Loudspeaker designers are essentially tightrope walkers; mastering their craft demands incredible balance. A loudspeaker that is too revealing shines bright (figuratively speaking) on few recordings. That number shrinks as the loudspeaker becomes more revealing. A loudspeaker that isn’t revealing enough makes everything sound mediocre. Strike a balance, craft a speaker that’s just revealing enough, and fine recordings sparkle while bad recordings are at least tolerable.

With the ELAC Uni-Fi 2.0 UB52 bookshelf loudspeakers, designer Jones finds balance. Thanks to the loudspeakers’ outstanding abilities in imaging, depth, frequency range, frequency balance, and nearly everything else under the audiophile sun, ELAC’s Uni-Fi 2.0 UB52 balances its way to the tightrope’s end—and at a highly affordable price.

(Nathan Zeller is a 17 year-old Beatles fanatic and budding audiophile found in Western Canada. Currently, he’s listening to “Lua (feat. Maro)” on repeat using these very speakers. They’re that good.)

Xmilio's picture

Great review Nathan. I have a pair of the floor-standing model of these speakers! (UF52) They were the first pair of speakers I had ever bought for my Fluance RT85 turntable. While I don't have anything to compare them to, to my ears they sound fantastic and I've never looked back.

Nathan Zeller's picture

Thank you for the kind words! Do you find the floorstanding model has adequate bass? It would be helpful for readers to know. I praise the Uni-Fi 2.0 sound very much but do recognize that unless it's with a great recording the bookshelf model can skimp on the low end. If the floorstander fixes that, it may be of interest to readers.

Xmilio's picture

While the floor-standing models do pack somewhat of a punch, I personally felt I needed a subwoofer to get the sound I prefer. That being said, there have been times when I forget to turn on my subwoofer and don't notice it! My advice would be to listen before buying a sub.

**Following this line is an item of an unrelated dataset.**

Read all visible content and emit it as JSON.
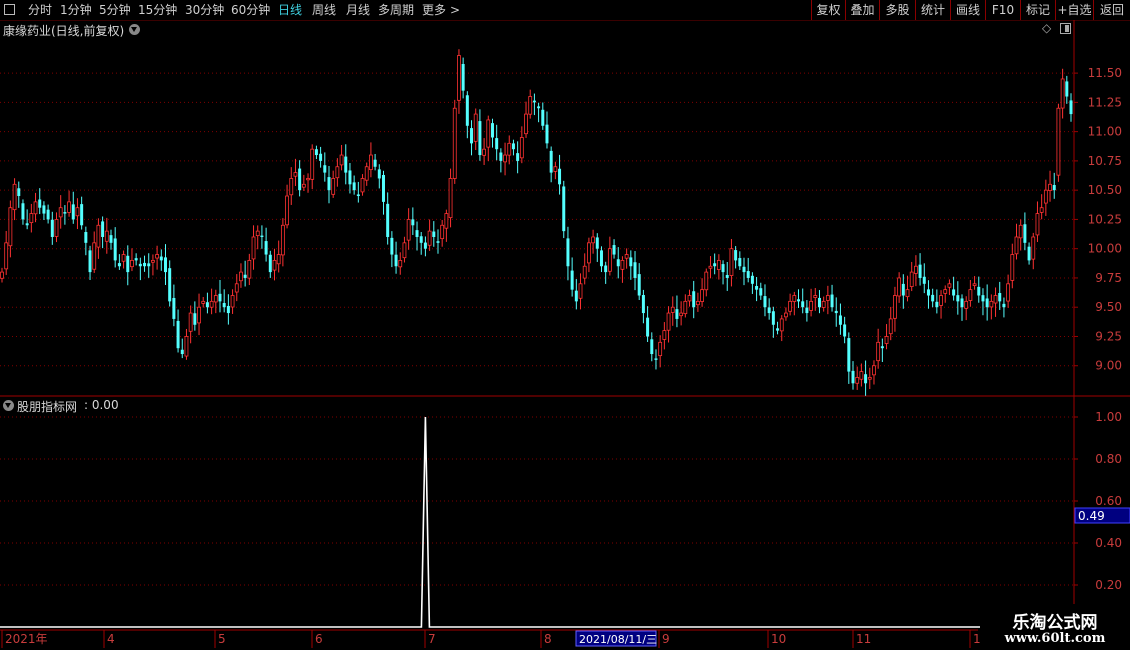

Ortofan's picture

... several online dealers as a Black Friday special.